A significant direct or indirect force to the shoulder region can cause a traumatic dislocation of the SCJ.  Anterior dislocations of the SCJ are much more common (by a 20:1 ratio), usually resulting from an indirect mechanism such as a blow to the anterior shoulder that rotates the shoulder backward and transmits the stress to the joint  . Traumatic contact driving the shoulder forward can cause posterior dislocations of the SCJ, as can direct impact to the superior sternal or medial clavicular surfaces.
The ligaments and capsule of the SCJ contribute enough stability to make this one of the least dislocated joints in the body. Sternoclavicular dislocations are uncommon, accounting for only 3% of a series of 1603 shoulder girdle injuries. Posterior dislocations are considerably less common than anterior dislocations. Only 1 patient in the cited series of 1603 shoulder girdle injuries had a posterior dislocation. However, the proportion of reported mediastinal complications seems to have risen. This may be due to either reporting bias or due to detection bias with the increased use of CT scanning and its increased sensitivity.
Mortality and significant morbidity occur infrequently with anterior dislocations of the SCJ. [4, 5, 6, 7] Problems are usually related to issues of physical appearance as well as pain and functional limitations for persons with an active lifestyle.
However, a posterior SCJ dislocation has the potential for severe and even life-threatening complications. Case reports of such complications have included the following:
Lung injury (eg, hemothroax, pneumothorax)
Vascular injury, such as compression, laceration, fistula formation, thrombosis, and pseudoaneurysm formation of the adjacent blood vessels (including the aorta, superior vena cava, subclavian artery or vein, brachiocephalic artery or vein, mammary artery, and jugular vein)
Nerve injury (including cerebrovascular accident, phrenic nerve and brachial plexus injury)
Overall incidence of sternoclavicular joint injury is higher in males than in females, probably because of the activities (eg, motor vehicle crash, contact sports) associated with the injury. However, recurrent atraumatic anterior subluxation of the SCJ (usually associated with overall joint laxity) though rare, occurs more frequently in young girls.
Incidence is increased in young adult males, since this population is engaged more often in activities associated with SJI, such as motor vehicle crashes and contact sports.
In patients younger than age 25, a true sternoclavicular separation may not occur.
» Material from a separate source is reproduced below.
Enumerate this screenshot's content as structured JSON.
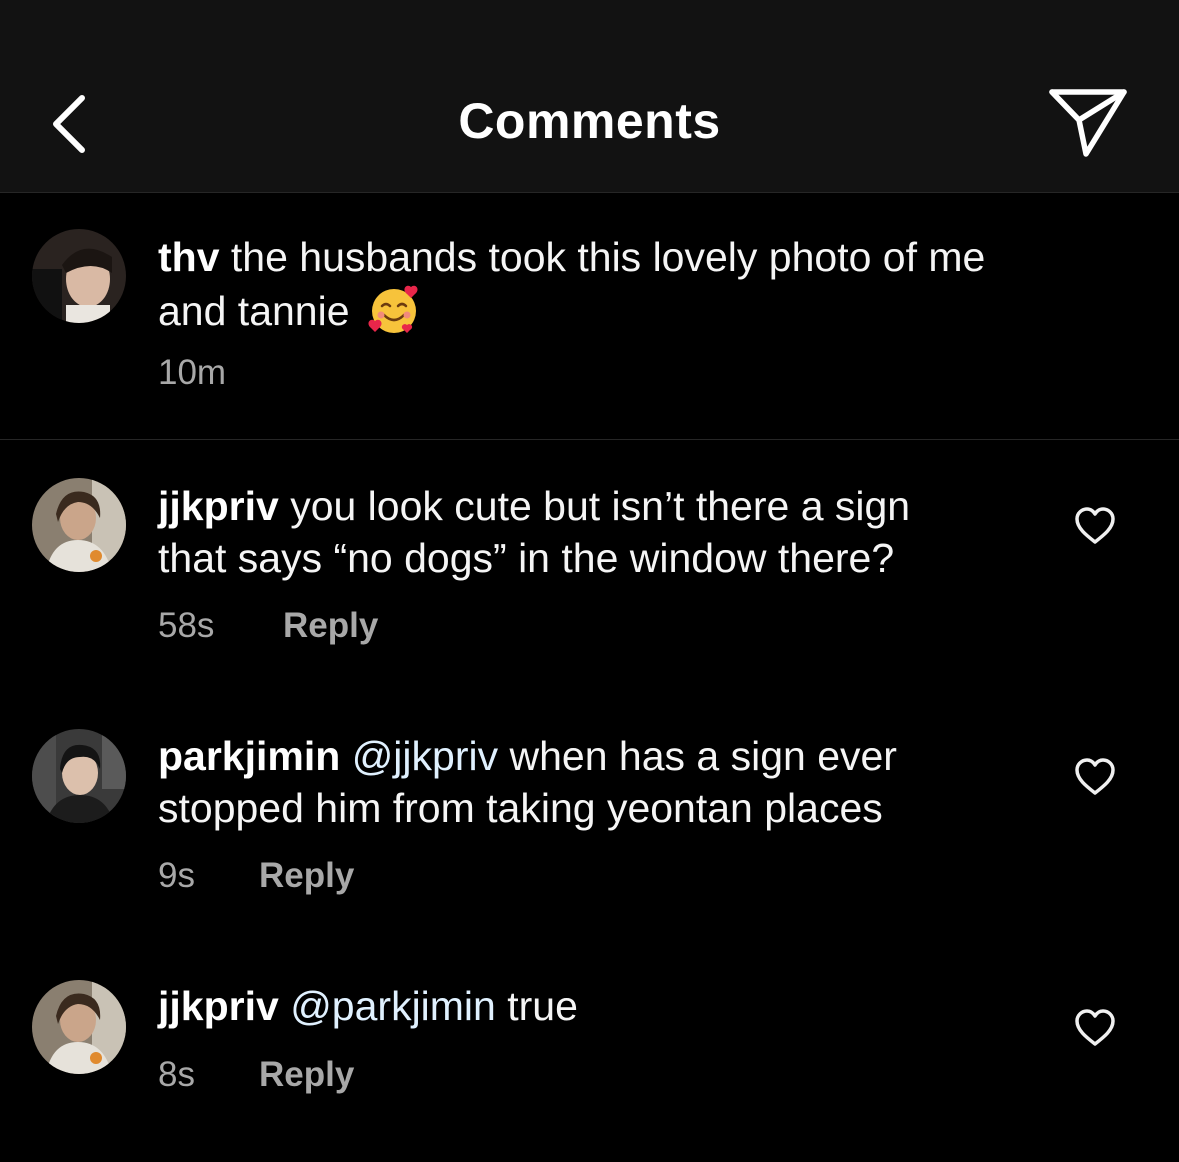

A physeal disruption causing clavicular displacement may present with similar signs and symptoms  .
Most patients have adequate upper extremity function following sternoclavicular joint injuries. The prognosis depends on such factors as extent and type of joint damage, activity level, and concomitant medical illness of the patient.
Patients with sprains should initially restrict activity involving the affected extremity.
Patients should restrict activity and follow up as instructed.
Patients with posterior dislocations who are discharged home should return for medical care if they exhibit symptoms of mediastinal injury.